In 1994, the first accredited wholly online high school, CompuHigh, is established. It serves U.S. nationals and international English-speaking students from grades 9 through 12.
1999: Term “E-Learning” is First Used
The term “e-learning” is first used in professional context by Elliott Masie during the TechLearn conference at Disneyworld.
1999: First Online University
The very first fully accredited online university, Jones International University, opened its doors in 1999. It offered students online courses and diplomas in business and education until the year 2015, when it was officially closed.
2002: MIT’s OpenCourseWare
MIT starts offering online course materials and lectures free of charge through its OpenCourseWare project.
2008: Term "MOOC" is First Used
The term MOOC (Massive Open Online Course) is used for the first time in 2008 by Dave Cormier from the University of Prince Edward Island.
2012: The Year of the MOOC
Coursera, currently one of the world’s biggest online learning platforms, was founded in 2012 by Andrew NG and Daphne Koller from Stanford University. In addition to Coursera, two other successful online learning platforms – Udacity and edX emerged, with 2012 becoming known as the “The Year of the MOOC“

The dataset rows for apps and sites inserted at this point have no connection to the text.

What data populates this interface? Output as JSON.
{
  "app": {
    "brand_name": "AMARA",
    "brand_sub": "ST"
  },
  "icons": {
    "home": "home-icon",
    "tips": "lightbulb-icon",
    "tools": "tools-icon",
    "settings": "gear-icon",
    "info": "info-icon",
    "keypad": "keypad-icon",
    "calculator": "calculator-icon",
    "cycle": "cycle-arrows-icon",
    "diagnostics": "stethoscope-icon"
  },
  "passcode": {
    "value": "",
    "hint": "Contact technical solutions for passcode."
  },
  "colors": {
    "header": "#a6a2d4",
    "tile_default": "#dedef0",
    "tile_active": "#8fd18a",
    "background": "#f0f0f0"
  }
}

2014: Most Universities Use E-Learning
By 2014, 98% of public colleges and universities are already offering fully online learning programs.
2018: E-Learning Reaches $168.8 Billion
In 2018, the global E-Learning market size reached $168.8 billion.
2020: Most Corporations Use E-Learning
What's Next for E-Learning?
Only time will tell in which directions of the evolution of online learning is going to progress from now on. One thing is for sure, though – e-learning isn’t going anywhere. The past history of e-learning has shown that it’s currently on a path of exponential growth, and analysts agree that this growth will only continue to accelerate with time. Time will show whether and which kind of effect this kind of growth will have on traditional learning institutions, but it’s likely that they will need to redesign and adapt themselves to e-learning practices in order to stay competitive in the educational industry.
In the coming years, I believe that the biggest innovations in online learning will make use of adaptive e-learning, which is a type of e-learning that is able to adapt itself and its training materials according to the skillsets and knowledge level of each individual student. Personalized learning is the way of the future, and e-learning is undoubtedly one of the best ways of achieving truly personalized learning outcomes.
The history of e-learning is still in its early stages, and the industry is always looking for new innovators to push the sector further. You do have the chance to be at the forefront of it all – the world is waiting for the next round of innovators in educational technology.
Frequently Asked Questions
In this section, we will answer some of the most commonly asked questions related to the history of e-learning and online learning.
When did online learning start?
What was the first online university?
When was the first online school created?
CompuHigh / Whitmore School, the first online high school, was created in 1994. It is a fully accredited online school which offers both full online diploma programs and individual online courses for its students. CompuHigh / Whitmore School serves English-speaking, U.S. national students from grades 9 to 12.
Who invented e-learning?
In order to answer the question of who invented e-learning, it’s necessary to differentiate offline e-learning and online learning. The first attempts at an offline e-learning device were made by Sidney Pressey, who invented the Automatic Teacher in 1924. However, the first e-learning system which could handle online networking, the PLATO, was invented by Donald Bitzer in 1960.